Контакты/Проезд  Доставка и Оплата Помощь/Возврат
История
  +7(495) 980-12-10
  10:00-20:00 пн-пт 11-18 сб
  shop@logobook.ru
   
    Поиск книг                    Поиск по списку ISBN Расширенный поиск    
Найти
  Зарубежные издательства Российские издательства  
Авторы | Каталог книг | Издательства | Новинки | Учебная литература | Специальные предложения | Бестселлеры
 

Cycle of Segregation: Social Processes and Residential Stratification, Krysan Maria



Варианты приобретения
Цена: 5544р.
Кол-во:
Наличие: Поставка под заказ.  Есть в наличии на складе поставщика.
Склад Америка: 122 шт.  
При оформлении заказа до: 5 фев 2021
Ориентировочная дата поставки: Начало марта
При условии наличия книги у поставщика.

Добавить в корзину
в Мои желания

Автор: Krysan Maria   (Мария Крисан)
Название:  Cycle of Segregation: Social Processes and Residential Stratification   (Мария Крисан: Цикл сегрегации: социальные процессы и жилое расслоение)
Издательство: Russell Sage Foundation
Классификация:
ISBN: 0871544903
ISBN-13(EAN): 9780871544902
ISBN: 0-87154-490-3
ISBN-13(EAN): 978-0-87154-490-2
Обложка/Формат: Paperback
Страницы: 288
Вес: 0.498 кг.
Дата издания: 13.12.2017
Язык: English
Размер: 226 x 152 x 23
Поставляется из: США
Описание: The Fair Housing Act of 1968 outlawed housing discrimination by race and provided an important tool for dismantling legal segregation. But almost fifty years later, residential segregation remains virtually unchanged in many metropolitan areas, particularly where large groups of racial and ethnic minorities live. Why does segregation persist at such high rates and what makes it so difficult to combat? In Cycle of Segregation, sociologists Maria Krysan and Kyle Crowder examine how everyday social processes shape residential stratification. Past neighborhood experiences, social networks, and daily activities all affect the mobility patterns of different racial groups in ways that have cemented segregation as a self-perpetuating cycle in the twenty-first century.

Through original analyses of national-level surveys and in-depth interviews with residents of Chicago, Krysan and Crowder find that residential stratification is reinforced through the biases and blind spots that individuals exhibit in their searches for housing. People rely heavily on information from friends, family, and coworkers when choosing where to live. Because these social networks tend to be racially homogenous, people are likely to receive information primarily from members of their own racial group and move to neighborhoods that are also dominated by their group.

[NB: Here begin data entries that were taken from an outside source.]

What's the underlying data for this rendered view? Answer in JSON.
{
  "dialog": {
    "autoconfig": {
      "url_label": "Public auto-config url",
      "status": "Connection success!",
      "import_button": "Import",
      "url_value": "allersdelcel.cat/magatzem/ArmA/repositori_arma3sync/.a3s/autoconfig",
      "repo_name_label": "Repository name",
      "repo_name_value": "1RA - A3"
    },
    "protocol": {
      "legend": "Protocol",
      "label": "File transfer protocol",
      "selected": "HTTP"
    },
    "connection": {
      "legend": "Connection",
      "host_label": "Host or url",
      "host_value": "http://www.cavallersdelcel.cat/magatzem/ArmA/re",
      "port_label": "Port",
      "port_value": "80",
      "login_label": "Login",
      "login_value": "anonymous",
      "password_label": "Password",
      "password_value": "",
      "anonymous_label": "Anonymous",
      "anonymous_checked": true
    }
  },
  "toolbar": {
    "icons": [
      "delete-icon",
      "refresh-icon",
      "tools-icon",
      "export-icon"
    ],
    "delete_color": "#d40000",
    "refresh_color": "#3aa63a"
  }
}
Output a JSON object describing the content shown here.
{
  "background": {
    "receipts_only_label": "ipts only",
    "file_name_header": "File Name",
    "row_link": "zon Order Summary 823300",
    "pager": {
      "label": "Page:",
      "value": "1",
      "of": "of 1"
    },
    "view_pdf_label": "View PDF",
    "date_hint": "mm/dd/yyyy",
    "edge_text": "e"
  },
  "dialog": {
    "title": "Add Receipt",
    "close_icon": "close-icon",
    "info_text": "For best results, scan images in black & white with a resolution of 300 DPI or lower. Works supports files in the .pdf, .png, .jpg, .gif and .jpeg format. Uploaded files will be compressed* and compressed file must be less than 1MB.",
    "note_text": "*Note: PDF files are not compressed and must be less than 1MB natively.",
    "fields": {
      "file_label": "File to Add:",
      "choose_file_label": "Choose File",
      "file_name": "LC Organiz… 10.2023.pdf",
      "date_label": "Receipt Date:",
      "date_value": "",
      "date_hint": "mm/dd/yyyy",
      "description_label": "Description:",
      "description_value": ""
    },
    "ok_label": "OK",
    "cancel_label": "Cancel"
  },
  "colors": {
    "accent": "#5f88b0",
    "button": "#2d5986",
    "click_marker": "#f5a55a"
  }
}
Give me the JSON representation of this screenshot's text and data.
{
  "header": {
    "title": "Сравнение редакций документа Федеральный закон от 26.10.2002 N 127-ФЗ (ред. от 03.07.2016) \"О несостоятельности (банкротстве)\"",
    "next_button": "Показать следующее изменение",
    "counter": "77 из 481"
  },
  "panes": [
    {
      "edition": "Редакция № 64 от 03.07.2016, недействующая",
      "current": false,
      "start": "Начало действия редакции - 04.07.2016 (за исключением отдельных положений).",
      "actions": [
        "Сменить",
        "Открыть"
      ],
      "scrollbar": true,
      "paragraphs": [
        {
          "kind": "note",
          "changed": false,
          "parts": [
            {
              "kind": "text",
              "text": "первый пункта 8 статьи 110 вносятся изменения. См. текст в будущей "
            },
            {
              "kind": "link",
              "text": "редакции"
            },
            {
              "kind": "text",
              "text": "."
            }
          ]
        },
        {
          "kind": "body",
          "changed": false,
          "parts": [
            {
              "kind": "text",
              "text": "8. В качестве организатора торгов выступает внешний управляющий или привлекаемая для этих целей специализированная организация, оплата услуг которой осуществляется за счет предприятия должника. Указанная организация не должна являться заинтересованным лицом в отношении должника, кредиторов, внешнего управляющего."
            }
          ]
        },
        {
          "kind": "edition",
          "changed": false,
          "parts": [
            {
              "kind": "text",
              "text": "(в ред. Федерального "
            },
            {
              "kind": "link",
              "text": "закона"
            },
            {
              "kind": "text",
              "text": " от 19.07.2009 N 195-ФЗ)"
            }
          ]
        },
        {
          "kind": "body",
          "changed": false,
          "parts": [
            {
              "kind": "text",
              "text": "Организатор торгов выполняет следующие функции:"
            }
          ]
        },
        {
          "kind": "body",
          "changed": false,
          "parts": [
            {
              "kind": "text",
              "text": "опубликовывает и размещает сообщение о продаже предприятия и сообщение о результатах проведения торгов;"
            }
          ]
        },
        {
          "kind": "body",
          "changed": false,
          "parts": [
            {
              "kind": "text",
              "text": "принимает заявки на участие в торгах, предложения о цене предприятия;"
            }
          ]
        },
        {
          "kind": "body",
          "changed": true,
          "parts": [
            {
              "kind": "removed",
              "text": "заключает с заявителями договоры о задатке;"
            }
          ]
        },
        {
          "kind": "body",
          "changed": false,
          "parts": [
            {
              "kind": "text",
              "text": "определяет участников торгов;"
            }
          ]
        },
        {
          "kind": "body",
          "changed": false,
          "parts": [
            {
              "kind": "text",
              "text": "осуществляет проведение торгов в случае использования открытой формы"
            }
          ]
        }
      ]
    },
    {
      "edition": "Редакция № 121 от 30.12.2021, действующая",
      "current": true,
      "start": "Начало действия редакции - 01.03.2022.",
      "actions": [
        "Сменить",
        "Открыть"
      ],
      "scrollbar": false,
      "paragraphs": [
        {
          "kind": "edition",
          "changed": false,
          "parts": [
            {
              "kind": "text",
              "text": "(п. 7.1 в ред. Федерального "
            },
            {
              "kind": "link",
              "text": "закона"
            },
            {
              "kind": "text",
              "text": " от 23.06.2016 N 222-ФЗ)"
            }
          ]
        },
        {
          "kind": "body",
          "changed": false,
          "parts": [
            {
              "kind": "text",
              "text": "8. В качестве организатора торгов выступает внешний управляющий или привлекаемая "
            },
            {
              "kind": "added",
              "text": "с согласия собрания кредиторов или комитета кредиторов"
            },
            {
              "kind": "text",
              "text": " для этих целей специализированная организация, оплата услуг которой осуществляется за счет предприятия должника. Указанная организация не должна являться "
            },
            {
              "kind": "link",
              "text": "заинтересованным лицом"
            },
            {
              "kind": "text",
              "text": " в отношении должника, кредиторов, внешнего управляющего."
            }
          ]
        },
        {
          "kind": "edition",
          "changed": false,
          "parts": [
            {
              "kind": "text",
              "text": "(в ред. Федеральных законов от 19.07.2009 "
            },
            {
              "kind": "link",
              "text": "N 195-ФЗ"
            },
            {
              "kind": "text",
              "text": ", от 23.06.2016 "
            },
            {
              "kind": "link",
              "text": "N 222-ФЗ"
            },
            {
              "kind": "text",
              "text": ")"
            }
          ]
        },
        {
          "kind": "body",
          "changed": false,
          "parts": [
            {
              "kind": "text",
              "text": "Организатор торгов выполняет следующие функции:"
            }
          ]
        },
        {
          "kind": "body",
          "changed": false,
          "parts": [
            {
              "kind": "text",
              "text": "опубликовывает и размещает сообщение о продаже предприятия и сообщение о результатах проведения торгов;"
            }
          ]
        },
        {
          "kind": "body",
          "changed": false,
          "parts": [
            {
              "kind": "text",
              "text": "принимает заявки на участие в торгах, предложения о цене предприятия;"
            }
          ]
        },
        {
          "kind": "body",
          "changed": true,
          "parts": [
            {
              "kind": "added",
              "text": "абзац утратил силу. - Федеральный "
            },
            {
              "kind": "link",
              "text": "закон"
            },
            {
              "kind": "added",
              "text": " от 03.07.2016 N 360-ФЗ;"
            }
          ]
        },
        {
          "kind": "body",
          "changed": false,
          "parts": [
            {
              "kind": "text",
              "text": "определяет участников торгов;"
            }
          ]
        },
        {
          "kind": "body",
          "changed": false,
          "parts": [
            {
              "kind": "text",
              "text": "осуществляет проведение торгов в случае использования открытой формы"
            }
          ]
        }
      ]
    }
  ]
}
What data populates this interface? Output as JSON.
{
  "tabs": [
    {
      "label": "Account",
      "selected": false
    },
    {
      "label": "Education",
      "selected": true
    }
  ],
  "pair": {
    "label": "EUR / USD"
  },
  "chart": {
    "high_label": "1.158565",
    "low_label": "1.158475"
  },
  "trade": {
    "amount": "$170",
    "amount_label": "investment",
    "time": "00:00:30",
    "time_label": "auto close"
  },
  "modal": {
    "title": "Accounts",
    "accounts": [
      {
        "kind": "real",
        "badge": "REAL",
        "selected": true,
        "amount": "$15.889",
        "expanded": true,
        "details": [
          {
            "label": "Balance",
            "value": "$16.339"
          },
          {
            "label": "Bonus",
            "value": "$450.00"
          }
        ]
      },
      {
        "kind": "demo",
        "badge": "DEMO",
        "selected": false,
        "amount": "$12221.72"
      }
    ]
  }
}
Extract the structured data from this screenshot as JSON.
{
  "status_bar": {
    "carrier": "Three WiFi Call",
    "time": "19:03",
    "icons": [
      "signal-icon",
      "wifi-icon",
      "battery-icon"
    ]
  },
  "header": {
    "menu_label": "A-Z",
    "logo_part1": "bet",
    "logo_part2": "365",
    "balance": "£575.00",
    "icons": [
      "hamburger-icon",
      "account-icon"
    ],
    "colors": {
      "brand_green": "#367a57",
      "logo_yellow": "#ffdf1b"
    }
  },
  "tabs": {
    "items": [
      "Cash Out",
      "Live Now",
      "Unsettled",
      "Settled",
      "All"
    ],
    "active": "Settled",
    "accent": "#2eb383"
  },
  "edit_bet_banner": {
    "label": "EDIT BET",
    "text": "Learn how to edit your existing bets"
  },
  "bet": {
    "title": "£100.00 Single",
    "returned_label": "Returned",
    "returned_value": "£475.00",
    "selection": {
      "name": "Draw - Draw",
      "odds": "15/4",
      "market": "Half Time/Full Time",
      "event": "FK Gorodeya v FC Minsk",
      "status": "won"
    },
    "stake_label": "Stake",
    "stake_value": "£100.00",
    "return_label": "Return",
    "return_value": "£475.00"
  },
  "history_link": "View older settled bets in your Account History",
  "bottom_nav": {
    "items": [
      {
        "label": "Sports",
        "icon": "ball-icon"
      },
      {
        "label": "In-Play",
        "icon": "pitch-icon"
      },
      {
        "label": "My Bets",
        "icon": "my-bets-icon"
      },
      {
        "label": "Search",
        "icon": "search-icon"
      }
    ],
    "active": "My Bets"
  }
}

Similarly, home-seekers who report wanting to stay close to family members can end up in segregated destinations because their relatives live in those neighborhoods. The authors suggest that even absent of family ties, people gravitate toward neighborhoods that are familiar to them through their past experiences, including where they have previously lived, and where they work, shop, and spend time. Because historical segregation has shaped so many of these experiences, even these seemingly race-neutral decisions help reinforce the cycle of residential stratification. As a result, segregation has declined much more slowly than many social scientists have expected.

To overcome this cycle, Krysan and Crowder advocate multi-level policy solutions that pair inclusionary zoning and affordable housing with education and public relations campaigns that emphasize neighborhood diversity and high-opportunity areas. They argue that together, such programs can expand the number of destinations available to low-income residents and help offset the negative images many people hold about certain neighborhoods or help introduce them to places they had never considered. Cycle of Segregation demonstrates why a nuanced understanding of everyday social processes is critical for interrupting entrenched patterns of residential segregation.




ООО "Логосфера " Тел:+7(495) 980-12-10 www.logobook.ru
   В Контакте     В Контакте Мед  Мобильная версия